**PROBLEM TO SOLVE**.
Everything from the line that has "Parse this screenshot: output" to the last line of the listing must be repeated exactly, and nothing more; omit the pictures.

**PROVIDED MATERIAL**.

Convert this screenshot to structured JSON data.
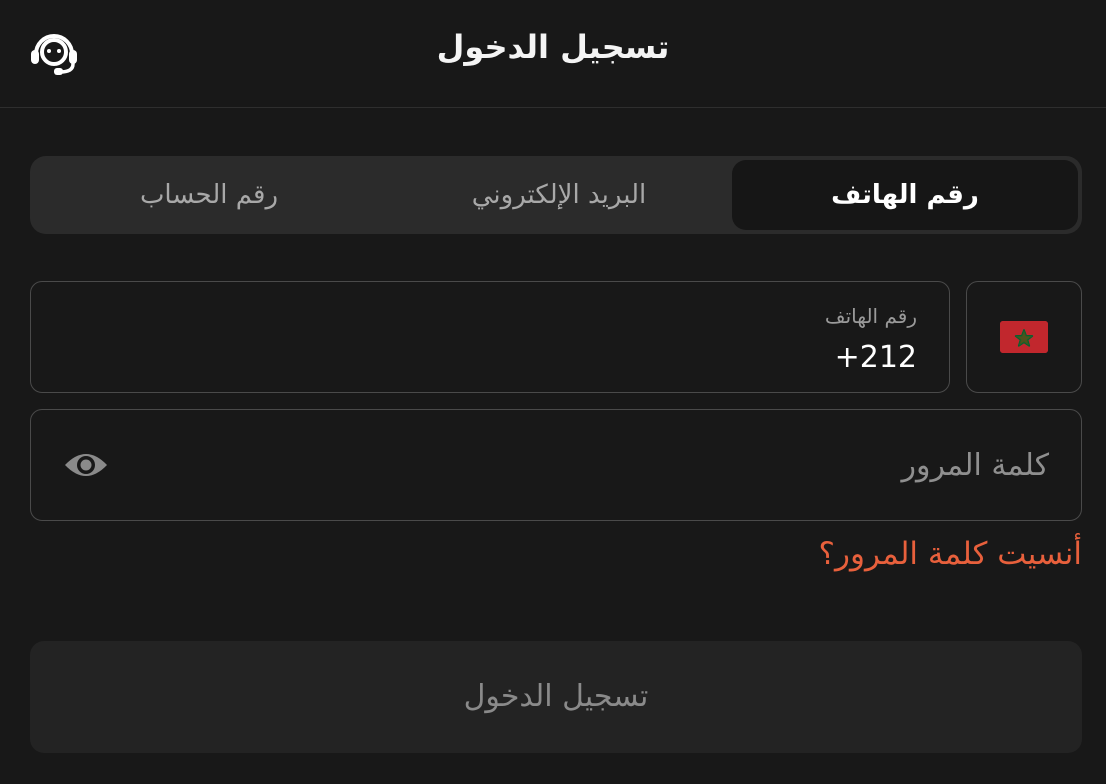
{
  "header": {
    "title": "تسجيل الدخول",
    "support_icon": "headset-icon"
  },
  "tabs": [
    {
      "label": "رقم الهاتف",
      "active": true
    },
    {
      "label": "البريد الإلكتروني",
      "active": false
    },
    {
      "label": "رقم الحساب",
      "active": false
    }
  ],
  "phone": {
    "country_flag_icon": "morocco-flag-icon",
    "label": "رقم الهاتف",
    "value": "+212"
  },
  "password": {
    "placeholder": "كلمة المرور",
    "toggle_icon": "eye-icon"
  },
  "forgot_link": "أنسيت كلمة المرور؟",
  "login_button": "تسجيل الدخول",
  "colors": {
    "background": "#181818",
    "accent_link": "#e8603c",
    "flag_red": "#c1272d",
    "flag_star": "#006233"
  }
}
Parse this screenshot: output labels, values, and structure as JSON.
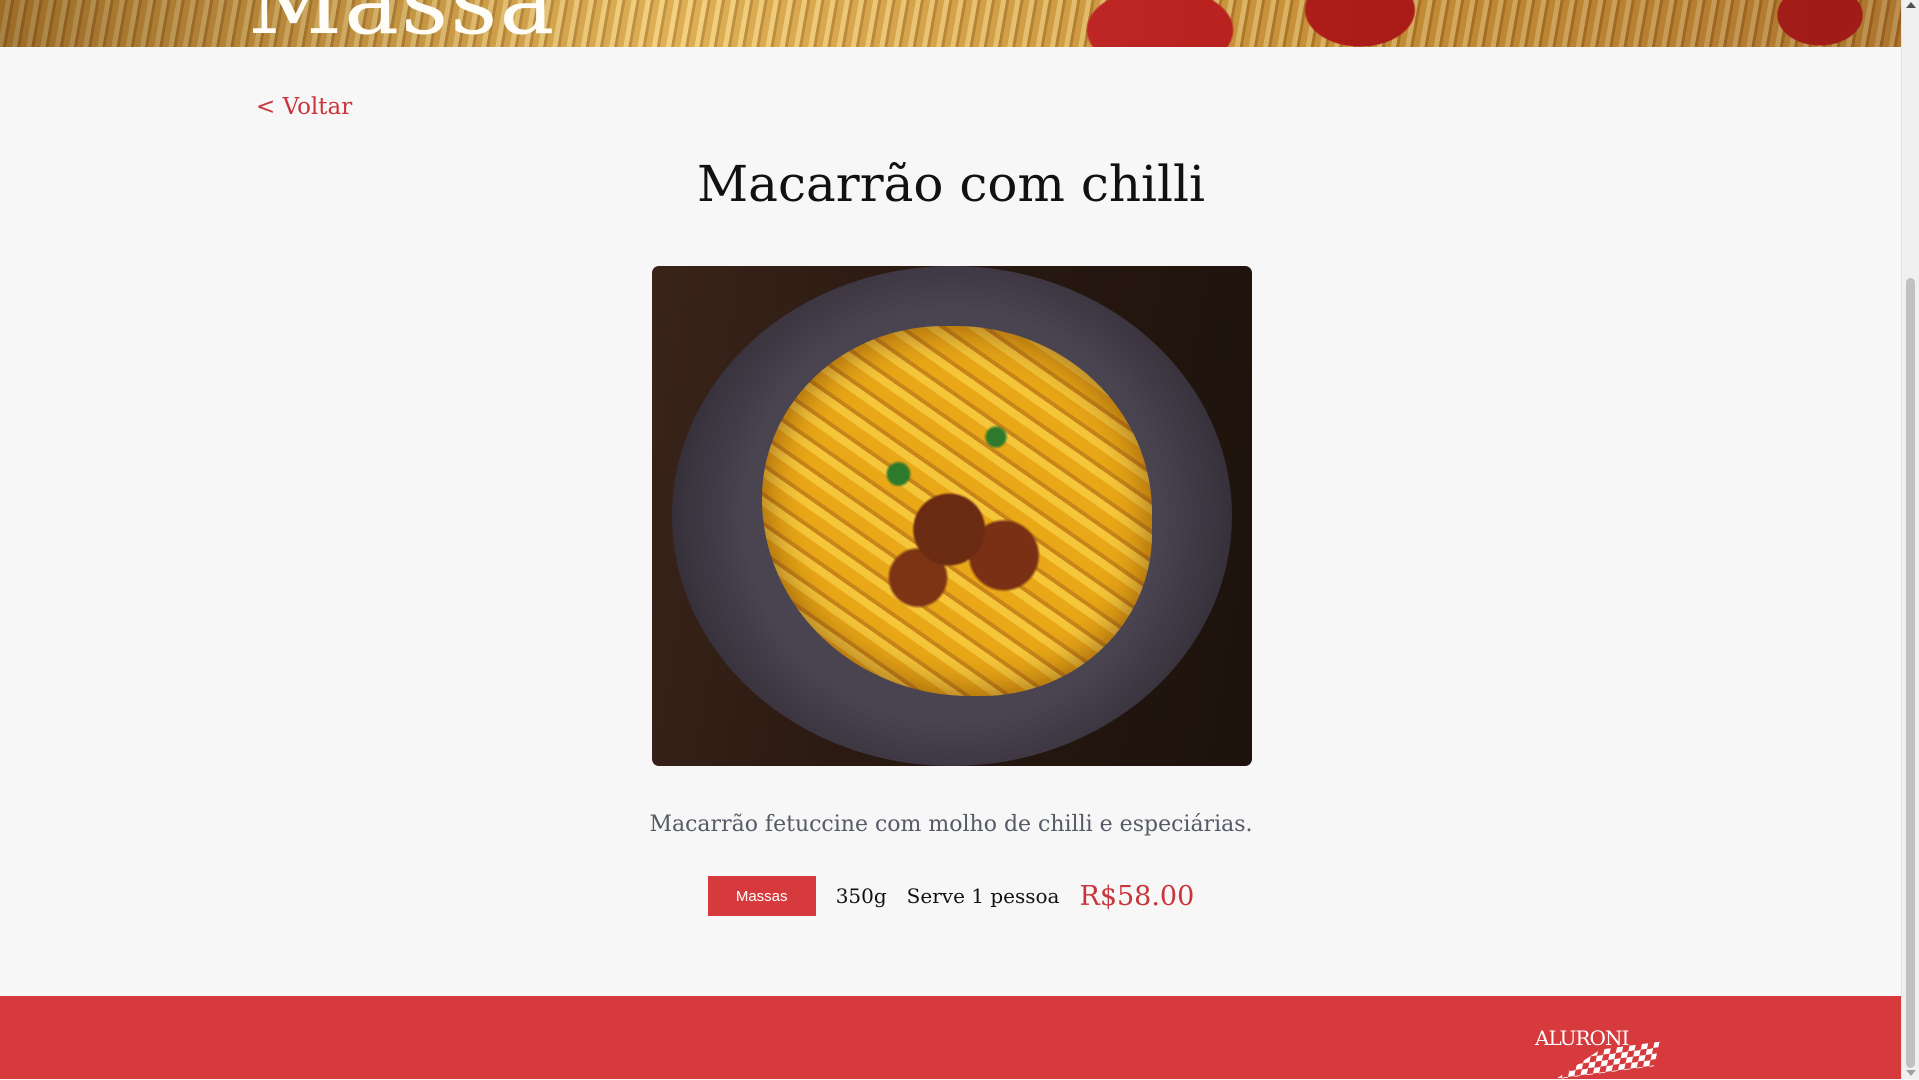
{
  "hero": {
    "title": "Massa"
  },
  "nav": {
    "back_label": "< Voltar"
  },
  "dish": {
    "title": "Macarrão com chilli",
    "description": "Macarrão fetuccine com molho de chilli e especiárias.",
    "category": "Massas",
    "weight": "350g",
    "servings": "Serve 1 pessoa",
    "price": "R$58.00",
    "image_alt": "Macarrão com chilli"
  },
  "footer": {
    "logo_text": "ALURONI"
  },
  "colors": {
    "accent": "#d63a3d",
    "link": "#c8353b",
    "background": "#f7f7f7"
  }
}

**EXERCISE SOLUTION**.
Parse this screenshot: output labels, values, and structure as JSON.
{
  "hero": {
    "title": "Massa"
  },
  "nav": {
    "back_label": "< Voltar"
  },
  "dish": {
    "title": "Macarrão com chilli",
    "description": "Macarrão fetuccine com molho de chilli e especiárias.",
    "category": "Massas",
    "weight": "350g",
    "servings": "Serve 1 pessoa",
    "price": "R$58.00",
    "image_alt": "Macarrão com chilli"
  },
  "footer": {
    "logo_text": "ALURONI"
  },
  "colors": {
    "accent": "#d63a3d",
    "link": "#c8353b",
    "background": "#f7f7f7"
  }
}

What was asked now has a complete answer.